[Records contained in a dataset]
□ □ □ □ □ □ □
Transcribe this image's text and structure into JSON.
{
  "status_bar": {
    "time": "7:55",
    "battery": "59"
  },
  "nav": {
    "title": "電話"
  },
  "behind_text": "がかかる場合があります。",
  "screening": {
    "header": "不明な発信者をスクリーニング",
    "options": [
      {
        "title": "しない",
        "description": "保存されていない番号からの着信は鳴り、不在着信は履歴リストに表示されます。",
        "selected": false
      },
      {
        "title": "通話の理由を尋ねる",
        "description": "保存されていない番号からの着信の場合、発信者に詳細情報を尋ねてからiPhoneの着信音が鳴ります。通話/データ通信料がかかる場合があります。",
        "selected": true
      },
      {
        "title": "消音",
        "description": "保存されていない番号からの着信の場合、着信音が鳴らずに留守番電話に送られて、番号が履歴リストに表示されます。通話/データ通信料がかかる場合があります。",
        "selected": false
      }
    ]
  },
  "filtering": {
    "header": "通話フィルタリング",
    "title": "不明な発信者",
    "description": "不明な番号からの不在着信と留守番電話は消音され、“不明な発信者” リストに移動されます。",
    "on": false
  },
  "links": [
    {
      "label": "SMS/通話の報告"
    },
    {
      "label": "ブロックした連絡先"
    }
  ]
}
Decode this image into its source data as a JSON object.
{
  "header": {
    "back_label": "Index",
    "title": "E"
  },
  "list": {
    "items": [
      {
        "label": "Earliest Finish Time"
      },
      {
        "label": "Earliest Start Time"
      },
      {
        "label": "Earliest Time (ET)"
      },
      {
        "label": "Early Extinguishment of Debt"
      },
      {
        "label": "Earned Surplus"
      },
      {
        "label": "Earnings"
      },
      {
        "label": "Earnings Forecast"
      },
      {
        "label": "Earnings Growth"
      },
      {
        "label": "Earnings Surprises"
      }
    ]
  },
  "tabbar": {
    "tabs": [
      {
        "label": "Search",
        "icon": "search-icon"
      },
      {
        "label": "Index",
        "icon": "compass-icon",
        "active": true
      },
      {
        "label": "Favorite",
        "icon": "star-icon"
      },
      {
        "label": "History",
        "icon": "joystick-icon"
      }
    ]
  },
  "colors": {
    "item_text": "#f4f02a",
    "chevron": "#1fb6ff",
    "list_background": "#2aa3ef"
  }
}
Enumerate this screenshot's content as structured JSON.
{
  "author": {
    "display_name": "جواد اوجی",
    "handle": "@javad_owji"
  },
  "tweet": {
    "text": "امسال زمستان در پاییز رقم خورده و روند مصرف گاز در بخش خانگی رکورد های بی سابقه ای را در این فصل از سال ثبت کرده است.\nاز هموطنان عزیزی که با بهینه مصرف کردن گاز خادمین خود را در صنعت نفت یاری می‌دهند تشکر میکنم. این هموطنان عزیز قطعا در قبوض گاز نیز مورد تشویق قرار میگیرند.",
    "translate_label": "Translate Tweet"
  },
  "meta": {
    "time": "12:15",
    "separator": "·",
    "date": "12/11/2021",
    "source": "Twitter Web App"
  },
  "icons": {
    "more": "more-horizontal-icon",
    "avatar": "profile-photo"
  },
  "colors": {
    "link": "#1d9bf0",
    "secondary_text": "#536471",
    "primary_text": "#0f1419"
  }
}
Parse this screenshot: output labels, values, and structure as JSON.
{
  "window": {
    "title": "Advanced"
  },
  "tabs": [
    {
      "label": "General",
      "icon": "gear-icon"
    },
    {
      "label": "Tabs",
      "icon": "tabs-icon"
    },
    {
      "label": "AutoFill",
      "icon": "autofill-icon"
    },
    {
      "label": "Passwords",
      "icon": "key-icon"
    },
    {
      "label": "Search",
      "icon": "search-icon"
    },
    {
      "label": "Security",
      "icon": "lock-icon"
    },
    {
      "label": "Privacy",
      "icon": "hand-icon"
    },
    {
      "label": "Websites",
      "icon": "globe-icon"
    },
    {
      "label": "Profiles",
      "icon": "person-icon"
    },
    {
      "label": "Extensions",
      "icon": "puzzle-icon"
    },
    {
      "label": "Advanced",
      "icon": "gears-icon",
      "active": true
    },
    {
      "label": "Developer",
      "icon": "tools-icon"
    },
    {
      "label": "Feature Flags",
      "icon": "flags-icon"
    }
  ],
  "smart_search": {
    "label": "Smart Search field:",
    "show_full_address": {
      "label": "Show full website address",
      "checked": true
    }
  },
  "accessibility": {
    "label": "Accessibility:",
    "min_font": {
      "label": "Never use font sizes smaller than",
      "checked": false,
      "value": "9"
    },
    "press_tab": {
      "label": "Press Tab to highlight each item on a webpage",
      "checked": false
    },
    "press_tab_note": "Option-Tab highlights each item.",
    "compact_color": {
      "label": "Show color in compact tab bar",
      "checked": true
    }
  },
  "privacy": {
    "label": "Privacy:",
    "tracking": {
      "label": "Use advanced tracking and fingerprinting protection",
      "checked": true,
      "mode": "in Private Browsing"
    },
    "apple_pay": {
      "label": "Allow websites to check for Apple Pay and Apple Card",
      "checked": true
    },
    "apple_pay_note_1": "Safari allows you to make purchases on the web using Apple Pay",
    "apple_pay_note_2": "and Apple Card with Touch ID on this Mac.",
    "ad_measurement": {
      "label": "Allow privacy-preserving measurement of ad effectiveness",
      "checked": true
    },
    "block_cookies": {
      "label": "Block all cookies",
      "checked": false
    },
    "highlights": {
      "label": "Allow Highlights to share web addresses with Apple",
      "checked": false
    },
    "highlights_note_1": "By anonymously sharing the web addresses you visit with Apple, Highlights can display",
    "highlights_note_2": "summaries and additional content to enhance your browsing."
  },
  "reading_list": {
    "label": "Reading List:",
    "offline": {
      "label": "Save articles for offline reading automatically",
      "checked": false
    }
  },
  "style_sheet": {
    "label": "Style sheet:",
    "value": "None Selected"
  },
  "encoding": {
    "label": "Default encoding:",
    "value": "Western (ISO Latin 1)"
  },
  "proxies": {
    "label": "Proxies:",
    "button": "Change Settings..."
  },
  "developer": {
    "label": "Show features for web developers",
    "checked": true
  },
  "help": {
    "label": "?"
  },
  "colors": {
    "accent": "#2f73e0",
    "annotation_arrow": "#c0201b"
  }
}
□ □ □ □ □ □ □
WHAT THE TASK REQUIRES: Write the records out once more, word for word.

RESPONSE BOX:
Transcribe this image's text and structure into JSON.
{
  "status_bar": {
    "time": "7:55",
    "battery": "59"
  },
  "nav": {
    "title": "電話"
  },
  "behind_text": "がかかる場合があります。",
  "screening": {
    "header": "不明な発信者をスクリーニング",
    "options": [
      {
        "title": "しない",
        "description": "保存されていない番号からの着信は鳴り、不在着信は履歴リストに表示されます。",
        "selected": false
      },
      {
        "title": "通話の理由を尋ねる",
        "description": "保存されていない番号からの着信の場合、発信者に詳細情報を尋ねてからiPhoneの着信音が鳴ります。通話/データ通信料がかかる場合があります。",
        "selected": true
      },
      {
        "title": "消音",
        "description": "保存されていない番号からの着信の場合、着信音が鳴らずに留守番電話に送られて、番号が履歴リストに表示されます。通話/データ通信料がかかる場合があります。",
        "selected": false
      }
    ]
  },
  "filtering": {
    "header": "通話フィルタリング",
    "title": "不明な発信者",
    "description": "不明な番号からの不在着信と留守番電話は消音され、“不明な発信者” リストに移動されます。",
    "on": false
  },
  "links": [
    {
      "label": "SMS/通話の報告"
    },
    {
      "label": "ブロックした連絡先"
    }
  ]
}
Decode this image into its source data as a JSON object.
{
  "header": {
    "back_label": "Index",
    "title": "E"
  },
  "list": {
    "items": [
      {
        "label": "Earliest Finish Time"
      },
      {
        "label": "Earliest Start Time"
      },
      {
        "label": "Earliest Time (ET)"
      },
      {
        "label": "Early Extinguishment of Debt"
      },
      {
        "label": "Earned Surplus"
      },
      {
        "label": "Earnings"
      },
      {
        "label": "Earnings Forecast"
      },
      {
        "label": "Earnings Growth"
      },
      {
        "label": "Earnings Surprises"
      }
    ]
  },
  "tabbar": {
    "tabs": [
      {
        "label": "Search",
        "icon": "search-icon"
      },
      {
        "label": "Index",
        "icon": "compass-icon",
        "active": true
      },
      {
        "label": "Favorite",
        "icon": "star-icon"
      },
      {
        "label": "History",
        "icon": "joystick-icon"
      }
    ]
  },
  "colors": {
    "item_text": "#f4f02a",
    "chevron": "#1fb6ff",
    "list_background": "#2aa3ef"
  }
}
Enumerate this screenshot's content as structured JSON.
{
  "author": {
    "display_name": "جواد اوجی",
    "handle": "@javad_owji"
  },
  "tweet": {
    "text": "امسال زمستان در پاییز رقم خورده و روند مصرف گاز در بخش خانگی رکورد های بی سابقه ای را در این فصل از سال ثبت کرده است.\nاز هموطنان عزیزی که با بهینه مصرف کردن گاز خادمین خود را در صنعت نفت یاری می‌دهند تشکر میکنم. این هموطنان عزیز قطعا در قبوض گاز نیز مورد تشویق قرار میگیرند.",
    "translate_label": "Translate Tweet"
  },
  "meta": {
    "time": "12:15",
    "separator": "·",
    "date": "12/11/2021",
    "source": "Twitter Web App"
  },
  "icons": {
    "more": "more-horizontal-icon",
    "avatar": "profile-photo"
  },
  "colors": {
    "link": "#1d9bf0",
    "secondary_text": "#536471",
    "primary_text": "#0f1419"
  }
}
Parse this screenshot: output labels, values, and structure as JSON.
{
  "window": {
    "title": "Advanced"
  },
  "tabs": [
    {
      "label": "General",
      "icon": "gear-icon"
    },
    {
      "label": "Tabs",
      "icon": "tabs-icon"
    },
    {
      "label": "AutoFill",
      "icon": "autofill-icon"
    },
    {
      "label": "Passwords",
      "icon": "key-icon"
    },
    {
      "label": "Search",
      "icon": "search-icon"
    },
    {
      "label": "Security",
      "icon": "lock-icon"
    },
    {
      "label": "Privacy",
      "icon": "hand-icon"
    },
    {
      "label": "Websites",
      "icon": "globe-icon"
    },
    {
      "label": "Profiles",
      "icon": "person-icon"
    },
    {
      "label": "Extensions",
      "icon": "puzzle-icon"
    },
    {
      "label": "Advanced",
      "icon": "gears-icon",
      "active": true
    },
    {
      "label": "Developer",
      "icon": "tools-icon"
    },
    {
      "label": "Feature Flags",
      "icon": "flags-icon"
    }
  ],
  "smart_search": {
    "label": "Smart Search field:",
    "show_full_address": {
      "label": "Show full website address",
      "checked": true
    }
  },
  "accessibility": {
    "label": "Accessibility:",
    "min_font": {
      "label": "Never use font sizes smaller than",
      "checked": false,
      "value": "9"
    },
    "press_tab": {
      "label": "Press Tab to highlight each item on a webpage",
      "checked": false
    },
    "press_tab_note": "Option-Tab highlights each item.",
    "compact_color": {
      "label": "Show color in compact tab bar",
      "checked": true
    }
  },
  "privacy": {
    "label": "Privacy:",
    "tracking": {
      "label": "Use advanced tracking and fingerprinting protection",
      "checked": true,
      "mode": "in Private Browsing"
    },
    "apple_pay": {
      "label": "Allow websites to check for Apple Pay and Apple Card",
      "checked": true
    },
    "apple_pay_note_1": "Safari allows you to make purchases on the web using Apple Pay",
    "apple_pay_note_2": "and Apple Card with Touch ID on this Mac.",
    "ad_measurement": {
      "label": "Allow privacy-preserving measurement of ad effectiveness",
      "checked": true
    },
    "block_cookies": {
      "label": "Block all cookies",
      "checked": false
    },
    "highlights": {
      "label": "Allow Highlights to share web addresses with Apple",
      "checked": false
    },
    "highlights_note_1": "By anonymously sharing the web addresses you visit with Apple, Highlights can display",
    "highlights_note_2": "summaries and additional content to enhance your browsing."
  },
  "reading_list": {
    "label": "Reading List:",
    "offline": {
      "label": "Save articles for offline reading automatically",
      "checked": false
    }
  },
  "style_sheet": {
    "label": "Style sheet:",
    "value": "None Selected"
  },
  "encoding": {
    "label": "Default encoding:",
    "value": "Western (ISO Latin 1)"
  },
  "proxies": {
    "label": "Proxies:",
    "button": "Change Settings..."
  },
  "developer": {
    "label": "Show features for web developers",
    "checked": true
  },
  "help": {
    "label": "?"
  },
  "colors": {
    "accent": "#2f73e0",
    "annotation_arrow": "#c0201b"
  }
}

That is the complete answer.